PennDOT could advance postponed projects and restore the transportation infrastructure to 21st Century standards, making travel more efficient and making the state more attractive to business, industry and tourism, - cornerstones of our economy.

Turnpike Impact

Corbett would repeal Act 44 requiring the Turnpike Commission to provide $450 million per year to PennDOT.

The move would free the Turnpike of the burden that threatens its future while enabling the toll road to continue as a viable, valuable transportation asset benefiting state commerce.

Toll Roads Expansion

A percentage of the oil franchise tax increase would be earmarked for this purpose, as it has in the past, enabling the Turnpike to reinvigorate a program enacted by the Legislature in the 1980s.

Specifically, Corbett wants to see construction of the next section of the Southern Beltway, 13.3 miles from I-79 at the Washington-Allegheny county line northwest to the existing 6-mile Findlay Connection leading to I-376 and Pittsburgh International Airport.

The $600 million project, whose preliminary design has been completed, would open thousands of acres to development, serve the Marcellus Shale industry and obviate PennDOT's need to add capacity to I-79 and the Parkway West.

Moreover, it would enhance the potential for a Corbett signature achievement - a $4 billion petrochemical industry in Beaver County, anchored by Royal Dutch Shell's proposed natural gas “cracker plant.”

Other

Because Corbett considers them to be basic privileges and wants to keep them affordable, driver licenses, motor vehicle registrations and most individual fees would remain unchanged, despite the fact they're some of the nation's lowest.

Increased funding for county and municipal governments would help them cope with costs of paving local streets and maintaining their own bridges, traffic signals etc.

The Corbett scenario also would address another major campaign pledge: Jobs.

Lots of 'em.

*

Thought du jour - Don't go into the “red” by spending too much on “Black Friday.”

Subscribe today!
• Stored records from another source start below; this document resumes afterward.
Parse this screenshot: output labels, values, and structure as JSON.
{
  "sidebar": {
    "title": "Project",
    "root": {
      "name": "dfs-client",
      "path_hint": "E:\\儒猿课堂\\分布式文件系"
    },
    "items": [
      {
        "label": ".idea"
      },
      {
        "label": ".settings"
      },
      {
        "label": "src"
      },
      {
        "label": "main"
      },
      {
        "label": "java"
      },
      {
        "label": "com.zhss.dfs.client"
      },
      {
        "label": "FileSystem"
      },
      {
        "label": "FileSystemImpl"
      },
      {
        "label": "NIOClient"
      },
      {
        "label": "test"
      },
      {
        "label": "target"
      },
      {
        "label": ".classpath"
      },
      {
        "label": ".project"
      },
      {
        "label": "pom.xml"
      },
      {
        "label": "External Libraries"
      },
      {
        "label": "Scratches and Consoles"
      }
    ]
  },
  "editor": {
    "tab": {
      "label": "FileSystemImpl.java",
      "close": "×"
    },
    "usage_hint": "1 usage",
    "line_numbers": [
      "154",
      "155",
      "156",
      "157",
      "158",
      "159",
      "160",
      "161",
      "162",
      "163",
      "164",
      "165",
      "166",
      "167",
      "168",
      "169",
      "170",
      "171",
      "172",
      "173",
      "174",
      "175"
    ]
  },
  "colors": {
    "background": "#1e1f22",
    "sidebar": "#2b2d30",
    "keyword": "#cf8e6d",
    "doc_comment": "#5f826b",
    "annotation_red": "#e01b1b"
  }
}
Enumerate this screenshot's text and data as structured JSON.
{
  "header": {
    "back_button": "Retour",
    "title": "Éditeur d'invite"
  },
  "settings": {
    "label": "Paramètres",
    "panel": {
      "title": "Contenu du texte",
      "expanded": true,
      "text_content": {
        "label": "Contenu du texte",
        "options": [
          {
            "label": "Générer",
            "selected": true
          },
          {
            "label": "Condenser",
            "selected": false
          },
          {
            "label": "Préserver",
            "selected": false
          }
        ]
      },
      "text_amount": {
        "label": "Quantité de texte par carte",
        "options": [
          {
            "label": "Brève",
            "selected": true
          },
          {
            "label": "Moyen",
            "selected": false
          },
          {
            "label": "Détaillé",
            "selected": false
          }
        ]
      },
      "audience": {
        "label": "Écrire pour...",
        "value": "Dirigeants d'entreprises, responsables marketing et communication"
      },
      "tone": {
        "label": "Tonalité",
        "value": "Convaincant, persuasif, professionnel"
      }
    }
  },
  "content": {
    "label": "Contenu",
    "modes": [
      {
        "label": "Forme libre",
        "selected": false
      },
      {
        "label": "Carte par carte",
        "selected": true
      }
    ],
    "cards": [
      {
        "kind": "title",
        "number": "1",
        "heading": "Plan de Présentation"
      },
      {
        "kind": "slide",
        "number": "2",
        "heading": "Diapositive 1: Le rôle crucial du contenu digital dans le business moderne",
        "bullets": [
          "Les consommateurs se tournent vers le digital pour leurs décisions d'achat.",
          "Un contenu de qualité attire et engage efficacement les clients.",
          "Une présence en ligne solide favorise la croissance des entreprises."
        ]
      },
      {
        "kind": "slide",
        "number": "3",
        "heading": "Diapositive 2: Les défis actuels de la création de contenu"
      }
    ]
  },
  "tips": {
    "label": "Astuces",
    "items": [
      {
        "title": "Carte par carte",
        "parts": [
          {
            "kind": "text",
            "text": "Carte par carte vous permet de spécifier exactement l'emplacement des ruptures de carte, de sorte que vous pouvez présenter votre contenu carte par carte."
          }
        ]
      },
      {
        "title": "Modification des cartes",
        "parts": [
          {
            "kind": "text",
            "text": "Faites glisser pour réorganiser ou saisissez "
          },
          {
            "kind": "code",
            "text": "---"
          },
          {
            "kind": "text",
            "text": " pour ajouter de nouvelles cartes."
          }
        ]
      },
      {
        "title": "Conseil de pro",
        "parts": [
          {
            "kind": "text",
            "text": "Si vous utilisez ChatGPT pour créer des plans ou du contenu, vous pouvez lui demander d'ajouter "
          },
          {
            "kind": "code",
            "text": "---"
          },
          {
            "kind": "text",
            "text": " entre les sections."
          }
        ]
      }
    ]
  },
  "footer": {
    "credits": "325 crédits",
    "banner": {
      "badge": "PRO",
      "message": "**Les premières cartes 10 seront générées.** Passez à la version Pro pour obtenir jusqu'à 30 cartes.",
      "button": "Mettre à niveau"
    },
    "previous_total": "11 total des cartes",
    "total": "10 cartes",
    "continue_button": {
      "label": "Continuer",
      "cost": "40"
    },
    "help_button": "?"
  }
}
Click here for our subscription offers.

 

 


Show commenting policy

Most-Read Mon Valley

  1. Monongahela uses modern technology to connect people to the city’s historic past
  2. Steelers training camp has California University link
  3. Brownsville ducky race postponed
  4. Scout restores Brownsville paddleboat’s smokestacks to earn Eagle award
  5. N. Charleroi man jailed in child sex case
  6. Washington Township firefighters make child’s dream come true
  7. North Belle Vernon man charged with making threatening calls to borough police